* RECORDS FOR THIS TASK

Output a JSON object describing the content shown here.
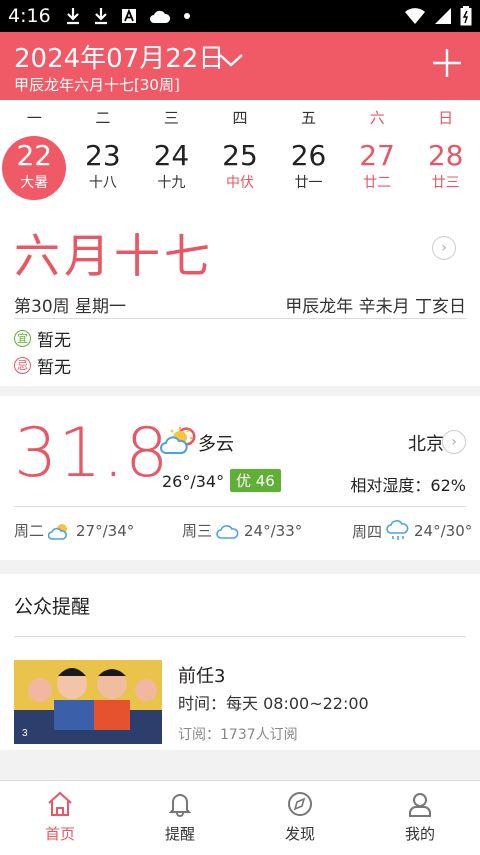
{
  "status": {
    "time": "4:16"
  },
  "header": {
    "date": "2024年07月22日",
    "lunar": "甲辰龙年六月十七[30周]"
  },
  "weekdays": [
    "一",
    "二",
    "三",
    "四",
    "五",
    "六",
    "日"
  ],
  "days": [
    {
      "num": "22",
      "sub": "大暑"
    },
    {
      "num": "23",
      "sub": "十八"
    },
    {
      "num": "24",
      "sub": "十九"
    },
    {
      "num": "25",
      "sub": "中伏"
    },
    {
      "num": "26",
      "sub": "廿一"
    },
    {
      "num": "27",
      "sub": "廿二"
    },
    {
      "num": "28",
      "sub": "廿三"
    }
  ],
  "info": {
    "lunar_big": "六月十七",
    "week_line": "第30周   星期一",
    "ganzhi": "甲辰龙年 辛未月 丁亥日",
    "yi_badge": "宜",
    "yi": "暂无",
    "ji_badge": "忌",
    "ji": "暂无"
  },
  "weather": {
    "temp": "31.8°",
    "condition": "多云",
    "city": "北京",
    "range": "26°/34°",
    "aqi": "优 46",
    "humidity": "相对湿度：62%",
    "forecast": [
      {
        "day": "周二",
        "temp": "27°/34°",
        "icon": "partly-cloudy-icon"
      },
      {
        "day": "周三",
        "temp": "24°/33°",
        "icon": "cloud-icon"
      },
      {
        "day": "周四",
        "temp": "24°/30°",
        "icon": "rain-icon"
      }
    ]
  },
  "notice": {
    "title": "公众提醒",
    "show_title": "前任3",
    "show_time": "时间：每天 08:00~22:00",
    "show_sub": "订阅：1737人订阅"
  },
  "tabs": [
    {
      "label": "首页",
      "icon": "home-icon"
    },
    {
      "label": "提醒",
      "icon": "bell-icon"
    },
    {
      "label": "发现",
      "icon": "compass-icon"
    },
    {
      "label": "我的",
      "icon": "user-icon"
    }
  ],
  "colors": {
    "accent": "#f05a67",
    "text_red": "#e85765",
    "aqi_green": "#5fb035"
  }
}
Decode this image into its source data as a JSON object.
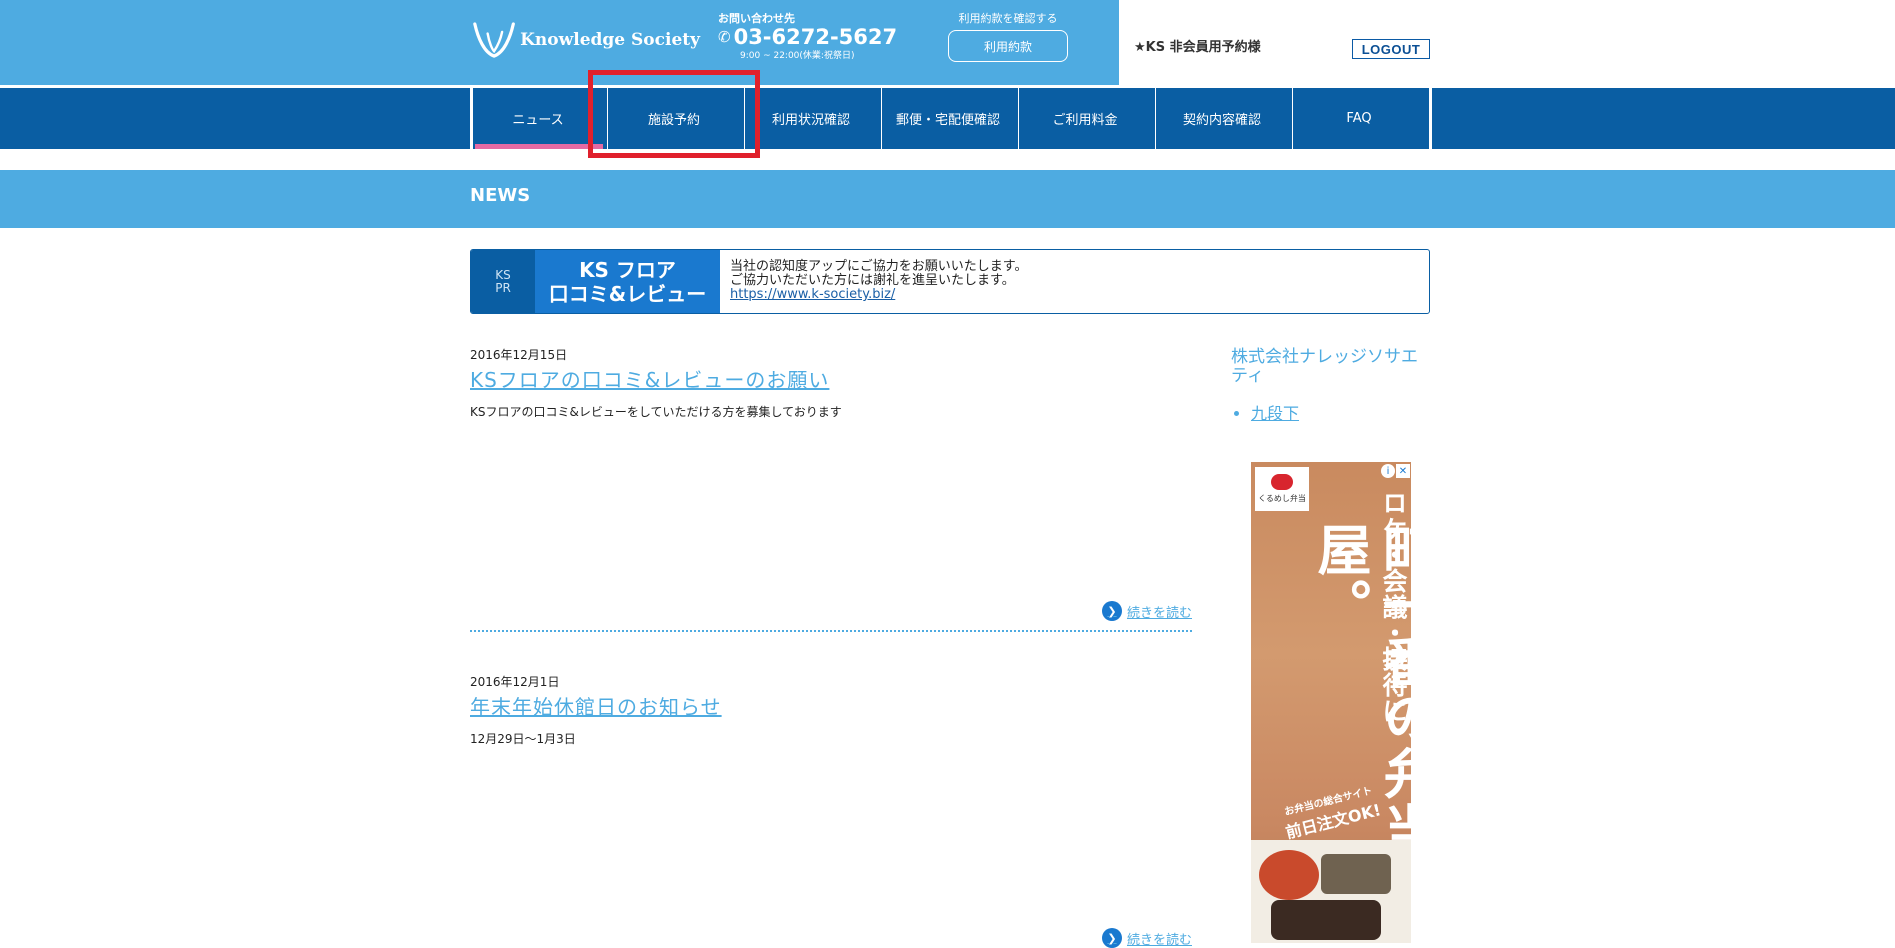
{
  "header": {
    "logo_text": "Knowledge Society",
    "contact_label": "お問い合わせ先",
    "phone": "03-6272-5627",
    "hours": "9:00 ~ 22:00(休業:祝祭日)",
    "terms_note": "利用約款を確認する",
    "terms_button": "利用約款",
    "user_name": "★KS 非会員用予約様",
    "logout_label": "LOGOUT"
  },
  "nav": {
    "items": [
      {
        "label": "ニュース",
        "active": true
      },
      {
        "label": "施設予約",
        "active": false
      },
      {
        "label": "利用状況確認",
        "active": false
      },
      {
        "label": "郵便・宅配便確認",
        "active": false
      },
      {
        "label": "ご利用料金",
        "active": false
      },
      {
        "label": "契約内容確認",
        "active": false
      },
      {
        "label": "FAQ",
        "active": false
      }
    ]
  },
  "news": {
    "title": "NEWS"
  },
  "pr_banner": {
    "tag_line1": "KS",
    "tag_line2": "PR",
    "label_line1": "KS フロア",
    "label_line2": "口コミ&レビュー",
    "text_line1": "当社の認知度アップにご協力をお願いいたします。",
    "text_line2": "ご協力いただいた方には謝礼を進呈いたします。",
    "link": "https://www.k-society.biz/"
  },
  "articles": [
    {
      "date": "2016年12月15日",
      "title": "KSフロアの口コミ&レビューのお願い",
      "body": "KSフロアの口コミ&レビューをしていただける方を募集しております",
      "read_more": "続きを読む"
    },
    {
      "date": "2016年12月1日",
      "title": "年末年始休館日のお知らせ",
      "body": "12月29日〜1月3日",
      "read_more": "続きを読む"
    }
  ],
  "sidebar": {
    "title": "株式会社ナレッジソサエティ",
    "items": [
      "九段下"
    ]
  },
  "ad": {
    "brand": "くるめし弁当",
    "vertical_small": "ロケ・会議・接待に",
    "vertical_large": "町一番の弁当屋。",
    "sub_small": "お弁当の総合サイト",
    "sub_large": "前日注文OK!"
  },
  "colors": {
    "header_blue": "#4eabe1",
    "nav_blue": "#0a5ea3",
    "active_tab_accent": "#e56aa3",
    "highlight_red": "#e0202c"
  }
}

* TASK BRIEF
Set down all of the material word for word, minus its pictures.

* TASK OUTPUT
Output a JSON object describing the content shown here.
{
  "status": {
    "time": "4:16"
  },
  "header": {
    "date": "2024年07月22日",
    "lunar": "甲辰龙年六月十七[30周]"
  },
  "weekdays": [
    "一",
    "二",
    "三",
    "四",
    "五",
    "六",
    "日"
  ],
  "days": [
    {
      "num": "22",
      "sub": "大暑"
    },
    {
      "num": "23",
      "sub": "十八"
    },
    {
      "num": "24",
      "sub": "十九"
    },
    {
      "num": "25",
      "sub": "中伏"
    },
    {
      "num": "26",
      "sub": "廿一"
    },
    {
      "num": "27",
      "sub": "廿二"
    },
    {
      "num": "28",
      "sub": "廿三"
    }
  ],
  "info": {
    "lunar_big": "六月十七",
    "week_line": "第30周   星期一",
    "ganzhi": "甲辰龙年 辛未月 丁亥日",
    "yi_badge": "宜",
    "yi": "暂无",
    "ji_badge": "忌",
    "ji": "暂无"
  },
  "weather": {
    "temp": "31.8°",
    "condition": "多云",
    "city": "北京",
    "range": "26°/34°",
    "aqi": "优 46",
    "humidity": "相对湿度：62%",
    "forecast": [
      {
        "day": "周二",
        "temp": "27°/34°",
        "icon": "partly-cloudy-icon"
      },
      {
        "day": "周三",
        "temp": "24°/33°",
        "icon": "cloud-icon"
      },
      {
        "day": "周四",
        "temp": "24°/30°",
        "icon": "rain-icon"
      }
    ]
  },
  "notice": {
    "title": "公众提醒",
    "show_title": "前任3",
    "show_time": "时间：每天 08:00~22:00",
    "show_sub": "订阅：1737人订阅"
  },
  "tabs": [
    {
      "label": "首页",
      "icon": "home-icon"
    },
    {
      "label": "提醒",
      "icon": "bell-icon"
    },
    {
      "label": "发现",
      "icon": "compass-icon"
    },
    {
      "label": "我的",
      "icon": "user-icon"
    }
  ],
  "colors": {
    "accent": "#f05a67",
    "text_red": "#e85765",
    "aqi_green": "#5fb035"
  }
}
Decode this image into its source data as a JSON object.
{
  "header": {
    "logo_text": "Knowledge Society",
    "contact_label": "お問い合わせ先",
    "phone": "03-6272-5627",
    "hours": "9:00 ~ 22:00(休業:祝祭日)",
    "terms_note": "利用約款を確認する",
    "terms_button": "利用約款",
    "user_name": "★KS 非会員用予約様",
    "logout_label": "LOGOUT"
  },
  "nav": {
    "items": [
      {
        "label": "ニュース",
        "active": true
      },
      {
        "label": "施設予約",
        "active": false
      },
      {
        "label": "利用状況確認",
        "active": false
      },
      {
        "label": "郵便・宅配便確認",
        "active": false
      },
      {
        "label": "ご利用料金",
        "active": false
      },
      {
        "label": "契約内容確認",
        "active": false
      },
      {
        "label": "FAQ",
        "active": false
      }
    ]
  },
  "news": {
    "title": "NEWS"
  },
  "pr_banner": {
    "tag_line1": "KS",
    "tag_line2": "PR",
    "label_line1": "KS フロア",
    "label_line2": "口コミ&レビュー",
    "text_line1": "当社の認知度アップにご協力をお願いいたします。",
    "text_line2": "ご協力いただいた方には謝礼を進呈いたします。",
    "link": "https://www.k-society.biz/"
  },
  "articles": [
    {
      "date": "2016年12月15日",
      "title": "KSフロアの口コミ&レビューのお願い",
      "body": "KSフロアの口コミ&レビューをしていただける方を募集しております",
      "read_more": "続きを読む"
    },
    {
      "date": "2016年12月1日",
      "title": "年末年始休館日のお知らせ",
      "body": "12月29日〜1月3日",
      "read_more": "続きを読む"
    }
  ],
  "sidebar": {
    "title": "株式会社ナレッジソサエティ",
    "items": [
      "九段下"
    ]
  },
  "ad": {
    "brand": "くるめし弁当",
    "vertical_small": "ロケ・会議・接待に",
    "vertical_large": "町一番の弁当屋。",
    "sub_small": "お弁当の総合サイト",
    "sub_large": "前日注文OK!"
  },
  "colors": {
    "header_blue": "#4eabe1",
    "nav_blue": "#0a5ea3",
    "active_tab_accent": "#e56aa3",
    "highlight_red": "#e0202c"
  }
}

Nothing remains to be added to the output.